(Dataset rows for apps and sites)

..........

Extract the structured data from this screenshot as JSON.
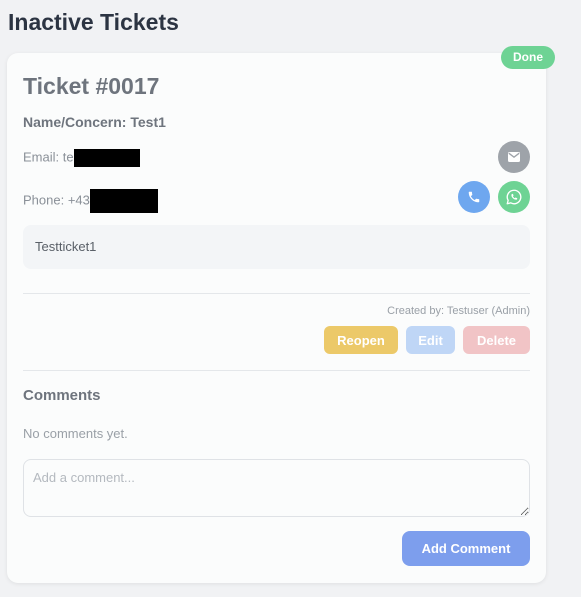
{
  "page": {
    "title": "Inactive Tickets"
  },
  "ticket": {
    "status": "Done",
    "number": "Ticket #0017",
    "concern": "Name/Concern: Test1",
    "email_prefix": "Email: te",
    "phone_prefix": "Phone: +43",
    "description": "Testticket1",
    "created_by": "Created by: Testuser (Admin)"
  },
  "actions": {
    "reopen": "Reopen",
    "edit": "Edit",
    "delete": "Delete"
  },
  "contact_icons": {
    "email": "envelope-icon",
    "call": "phone-icon",
    "whatsapp": "whatsapp-icon"
  },
  "comments": {
    "heading": "Comments",
    "empty_text": "No comments yet.",
    "placeholder": "Add a comment...",
    "submit_label": "Add Comment"
  },
  "colors": {
    "done_badge": "#6ed394",
    "reopen": "#ecc969",
    "edit": "#bfd6f6",
    "delete": "#f1c4c6",
    "add_comment": "#7d9eed"
  }
}
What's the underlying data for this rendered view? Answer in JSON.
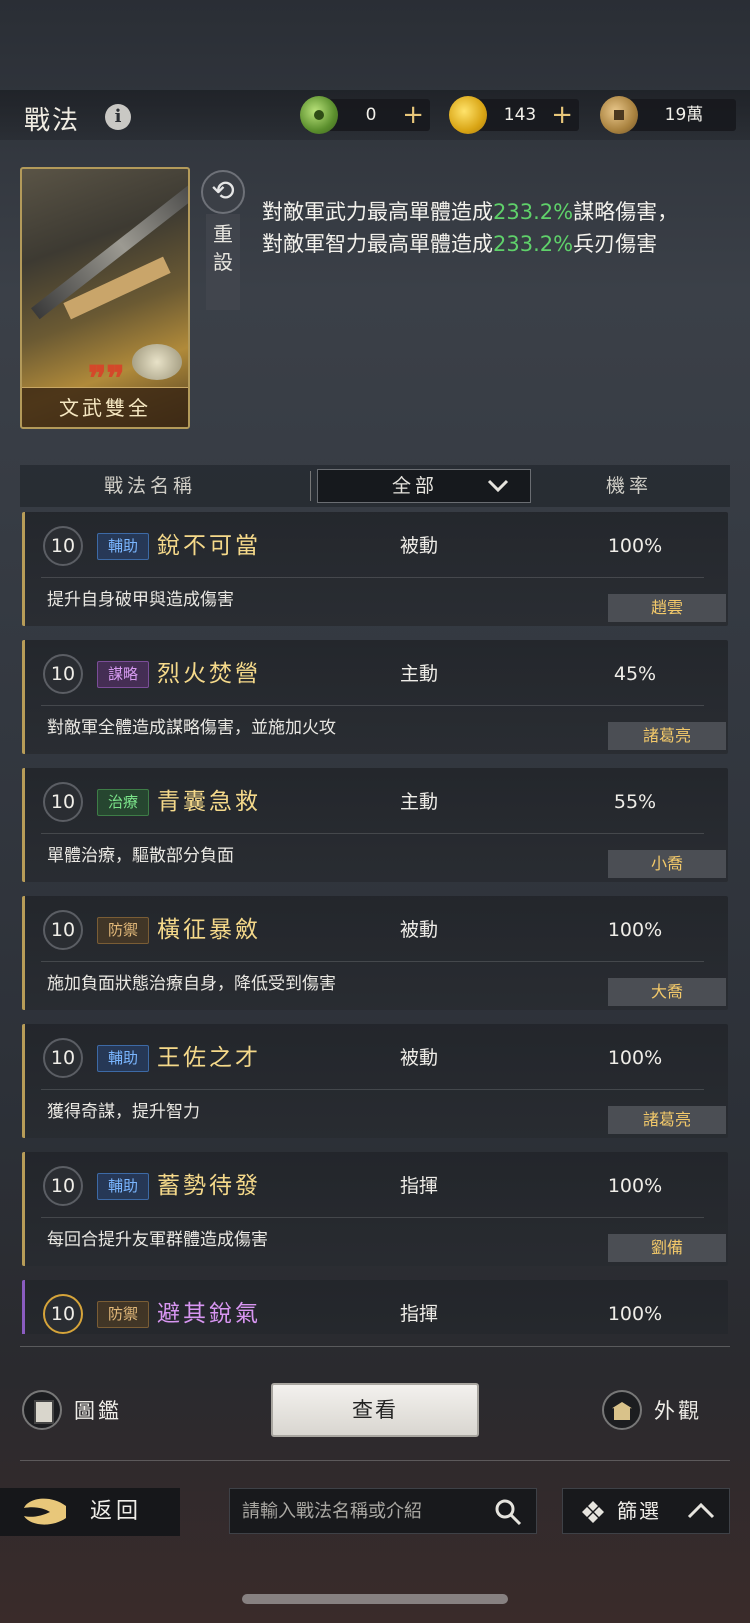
{
  "header": {
    "title": "戰法",
    "info_icon": "info-icon",
    "currencies": [
      {
        "icon": "jade-icon",
        "value": "0",
        "plus": "+"
      },
      {
        "icon": "gold-icon",
        "value": "143",
        "plus": "+"
      },
      {
        "icon": "coin-icon",
        "value": "19萬"
      }
    ]
  },
  "card": {
    "name": "文武雙全",
    "reset_label": "重設",
    "desc_parts": [
      "對敵軍武力最高單體造成",
      "233.2%",
      "謀略傷害，對敵軍智力最高單體造成",
      "233.2%",
      "兵刃傷害"
    ]
  },
  "table": {
    "col_name": "戰法名稱",
    "filter_value": "全部",
    "col_rate": "機率"
  },
  "skills": [
    {
      "level": "10",
      "tag": "輔助",
      "name": "銳不可當",
      "type": "被動",
      "rate": "100%",
      "desc": "提升自身破甲與造成傷害",
      "owner": "趙雲"
    },
    {
      "level": "10",
      "tag": "謀略",
      "name": "烈火焚營",
      "type": "主動",
      "rate": "45%",
      "desc": "對敵軍全體造成謀略傷害，並施加火攻",
      "owner": "諸葛亮"
    },
    {
      "level": "10",
      "tag": "治療",
      "name": "青囊急救",
      "type": "主動",
      "rate": "55%",
      "desc": "單體治療，驅散部分負面",
      "owner": "小喬"
    },
    {
      "level": "10",
      "tag": "防禦",
      "name": "橫征暴斂",
      "type": "被動",
      "rate": "100%",
      "desc": "施加負面狀態治療自身，降低受到傷害",
      "owner": "大喬"
    },
    {
      "level": "10",
      "tag": "輔助",
      "name": "王佐之才",
      "type": "被動",
      "rate": "100%",
      "desc": "獲得奇謀，提升智力",
      "owner": "諸葛亮"
    },
    {
      "level": "10",
      "tag": "輔助",
      "name": "蓄勢待發",
      "type": "指揮",
      "rate": "100%",
      "desc": "每回合提升友軍群體造成傷害",
      "owner": "劉備"
    },
    {
      "level": "10",
      "tag": "防禦",
      "name": "避其銳氣",
      "type": "指揮",
      "rate": "100%",
      "desc": "",
      "owner": ""
    }
  ],
  "bottom": {
    "tujian": "圖鑑",
    "view": "查看",
    "waiguan": "外觀",
    "back": "返回",
    "search_placeholder": "請輸入戰法名稱或介紹",
    "filter": "篩選"
  },
  "colors": {
    "highlight": "#5fd16a",
    "gold_name": "#f5d98a",
    "purple_name": "#d896f2"
  }
}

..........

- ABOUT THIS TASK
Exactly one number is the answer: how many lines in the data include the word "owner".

- RESPONSE
7